• **Entries provided**:
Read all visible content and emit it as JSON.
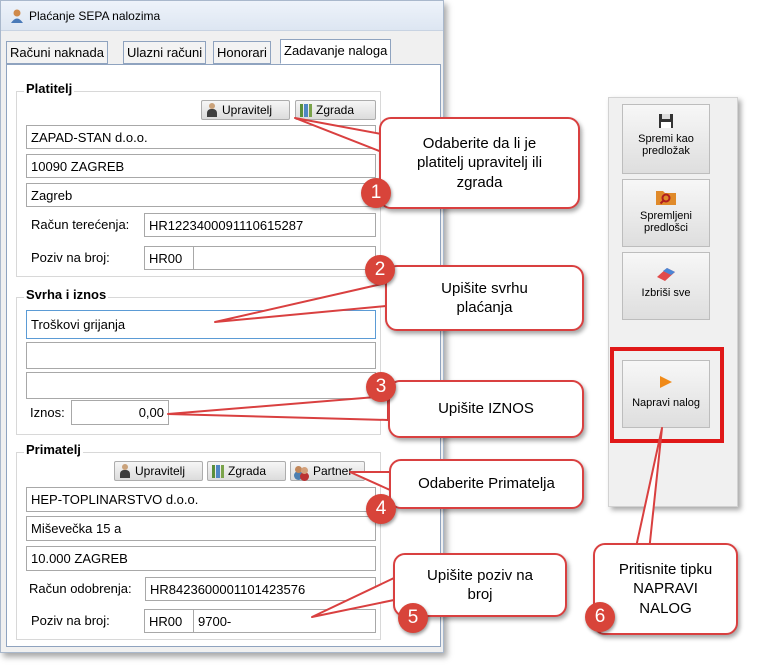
{
  "window": {
    "title": "Plaćanje SEPA nalozima"
  },
  "tabs": [
    "Računi naknada",
    "Ulazni računi",
    "Honorari",
    "Zadavanje naloga"
  ],
  "platitelj": {
    "title": "Platitelj",
    "btn_upravitelj": "Upravitelj",
    "btn_zgrada": "Zgrada",
    "name": "ZAPAD-STAN d.o.o.",
    "postal": "10090 ZAGREB",
    "city": "Zagreb",
    "racun_label": "Račun terećenja:",
    "racun": "HR1223400091110615287",
    "poziv_label": "Poziv na broj:",
    "poziv_model": "HR00",
    "poziv_broj": ""
  },
  "svrha": {
    "title": "Svrha i iznos",
    "line1": "Troškovi grijanja",
    "line2": "",
    "line3": "",
    "iznos_label": "Iznos:",
    "iznos": "0,00"
  },
  "primatelj": {
    "title": "Primatelj",
    "btn_upravitelj": "Upravitelj",
    "btn_zgrada": "Zgrada",
    "btn_partner": "Partner",
    "name": "HEP-TOPLINARSTVO d.o.o.",
    "street": "Miševečka 15 a",
    "postal": "10.000 ZAGREB",
    "racun_label": "Račun odobrenja:",
    "racun": "HR8423600001101423576",
    "poziv_label": "Poziv na broj:",
    "poziv_model": "HR00",
    "poziv_broj": "9700-"
  },
  "side": {
    "spremi": "Spremi kao predložak",
    "spremljeni": "Spremljeni predlošci",
    "izbrisi": "Izbriši sve",
    "napravi": "Napravi nalog"
  },
  "callouts": [
    {
      "num": "1",
      "text": "Odaberite da li je platitelj upravitelj ili zgrada"
    },
    {
      "num": "2",
      "text": "Upišite svrhu plaćanja"
    },
    {
      "num": "3",
      "text": "Upišite IZNOS"
    },
    {
      "num": "4",
      "text": "Odaberite Primatelja"
    },
    {
      "num": "5",
      "text": "Upišite poziv na broj"
    },
    {
      "num": "6",
      "text": "Pritisnite tipku NAPRAVI NALOG"
    }
  ],
  "colors": {
    "callout_border": "#d94040",
    "badge": "#d8443a",
    "highlight": "#e01818"
  }
}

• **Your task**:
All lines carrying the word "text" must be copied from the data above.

• **The answer**:
      "text": "Odaberite da li je platitelj upravitelj ili zgrada"
      "text": "Upišite svrhu plaćanja"
      "text": "Upišite IZNOS"
      "text": "Odaberite Primatelja"
      "text": "Upišite poziv na broj"
      "text": "Pritisnite tipku NAPRAVI NALOG"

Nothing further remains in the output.